Wool: there are two types: short and long.
Pros: smart, perfectly amenable to training and education,
good for children.
Difficulty: not tolerate loneliness.
The St. Bernard is a breed of very large working dog from the Italian and Swiss Alps, originally bred for rescue. The
become famous through tales of alpine rescues, as well as for its enormous size.
The St. Bernard is a giant dog. The average weight of the breed is between 140 and 264 lb (64–120 kg) or more and
height at the withers is 27½ inches to 35½ inches (70 to 90 cm). The coat can be either smooth or rough, with the
smooth coat close
and flat. The rough coat is dense but flat, and more profuse around the neck and legs. The coat is typically a red
color with white, or
The ancestors of the St. Bernard share a history with the Sennenhunds, also called Swiss Mountain Dogs or Swiss
Cattle Dogs, the
large farm dogs of the farmers and dairymen of the livestock guardians, herding dogs, and draft dogs as well as
hunting dogs, search
and rescue dogs, and watchdogs. These dogs are thought to be descendants of molosser type dogs brought into the
Alps by the
ancient Romans, and the St. Bernard is recognized internationally today as one of the Molossoid breeds.
The earliest written records of the St. Bernard breed are from monks at the hospice at the Great St. Bernard Pass in
paintings and drawings of the dog dating even earlier.
The most famous St. Bernard to save people at the pass was Barry (sometimes spelled Berry), who reportedly saved

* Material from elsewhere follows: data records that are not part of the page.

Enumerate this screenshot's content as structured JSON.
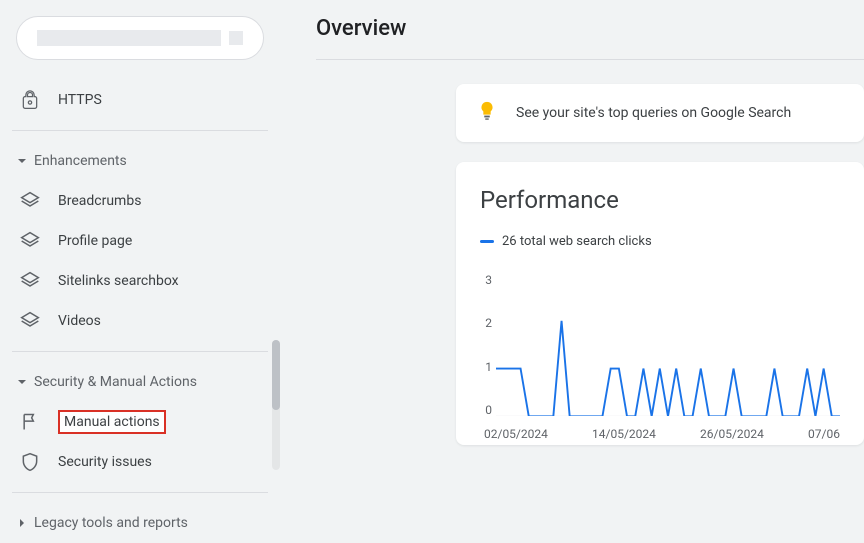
{
  "sidebar": {
    "https": {
      "label": "HTTPS"
    },
    "enhancements": {
      "label": "Enhancements",
      "items": [
        {
          "label": "Breadcrumbs"
        },
        {
          "label": "Profile page"
        },
        {
          "label": "Sitelinks searchbox"
        },
        {
          "label": "Videos"
        }
      ]
    },
    "security": {
      "label": "Security & Manual Actions",
      "items": [
        {
          "label": "Manual actions",
          "highlighted": true
        },
        {
          "label": "Security issues"
        }
      ]
    },
    "legacy": {
      "label": "Legacy tools and reports"
    }
  },
  "main": {
    "title": "Overview",
    "tip": "See your site's top queries on Google Search",
    "performance": {
      "title": "Performance",
      "legend": "26 total web search clicks"
    }
  },
  "chart_data": {
    "type": "line",
    "title": "Performance",
    "ylabel": "",
    "xlabel": "",
    "ylim": [
      0,
      3
    ],
    "y_ticks": [
      "3",
      "2",
      "1",
      "0"
    ],
    "x_ticks": [
      "02/05/2024",
      "14/05/2024",
      "26/05/2024",
      "07/06"
    ],
    "series": [
      {
        "name": "total web search clicks",
        "color": "#1a73e8",
        "values": [
          1,
          1,
          1,
          1,
          0,
          0,
          0,
          0,
          2,
          0,
          0,
          0,
          0,
          0,
          1,
          1,
          0,
          0,
          1,
          0,
          1,
          0,
          1,
          0,
          0,
          1,
          0,
          0,
          0,
          1,
          0,
          0,
          0,
          0,
          1,
          0,
          0,
          0,
          1,
          0,
          1,
          0,
          0
        ]
      }
    ]
  }
}
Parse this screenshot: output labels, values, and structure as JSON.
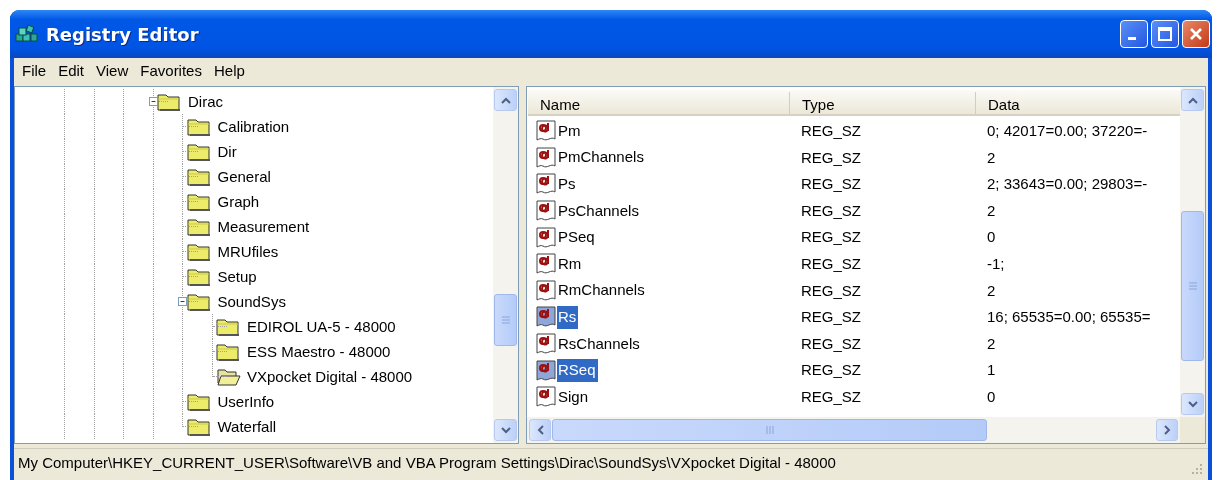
{
  "window": {
    "title": "Registry Editor"
  },
  "menu": [
    {
      "label": "File"
    },
    {
      "label": "Edit"
    },
    {
      "label": "View"
    },
    {
      "label": "Favorites"
    },
    {
      "label": "Help"
    }
  ],
  "tree": [
    {
      "label": "Dirac",
      "selected": false,
      "expanded": true,
      "children": [
        {
          "label": "Calibration",
          "selected": false
        },
        {
          "label": "Dir",
          "selected": false
        },
        {
          "label": "General",
          "selected": false
        },
        {
          "label": "Graph",
          "selected": false
        },
        {
          "label": "Measurement",
          "selected": false
        },
        {
          "label": "MRUfiles",
          "selected": false
        },
        {
          "label": "Setup",
          "selected": false
        },
        {
          "label": "SoundSys",
          "selected": false,
          "expanded": true,
          "children": [
            {
              "label": "EDIROL UA-5 - 48000",
              "selected": false
            },
            {
              "label": "ESS Maestro - 48000",
              "selected": false
            },
            {
              "label": "VXpocket Digital - 48000",
              "selected": true
            }
          ]
        },
        {
          "label": "UserInfo",
          "selected": false
        },
        {
          "label": "Waterfall",
          "selected": false
        }
      ]
    }
  ],
  "table": {
    "columns": [
      "Name",
      "Type",
      "Data"
    ],
    "rows": [
      {
        "name": "Pm",
        "type": "REG_SZ",
        "data": "0; 42017=0.00; 37220=-",
        "selected": false
      },
      {
        "name": "PmChannels",
        "type": "REG_SZ",
        "data": "2",
        "selected": false
      },
      {
        "name": "Ps",
        "type": "REG_SZ",
        "data": "2; 33643=0.00; 29803=-",
        "selected": false
      },
      {
        "name": "PsChannels",
        "type": "REG_SZ",
        "data": "2",
        "selected": false
      },
      {
        "name": "PSeq",
        "type": "REG_SZ",
        "data": "0",
        "selected": false
      },
      {
        "name": "Rm",
        "type": "REG_SZ",
        "data": "-1;",
        "selected": false
      },
      {
        "name": "RmChannels",
        "type": "REG_SZ",
        "data": "2",
        "selected": false
      },
      {
        "name": "Rs",
        "type": "REG_SZ",
        "data": "16; 65535=0.00; 65535=",
        "selected": true
      },
      {
        "name": "RsChannels",
        "type": "REG_SZ",
        "data": "2",
        "selected": false
      },
      {
        "name": "RSeq",
        "type": "REG_SZ",
        "data": "1",
        "selected": true
      },
      {
        "name": "Sign",
        "type": "REG_SZ",
        "data": "0",
        "selected": false
      }
    ]
  },
  "status_bar": "My Computer\\HKEY_CURRENT_USER\\Software\\VB and VBA Program Settings\\Dirac\\SoundSys\\VXpocket Digital - 48000"
}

between 40 and 100 lives. There is a monument to Barry in the Cimetière des Chiens, and his body was preserved in
History Museum in Berne.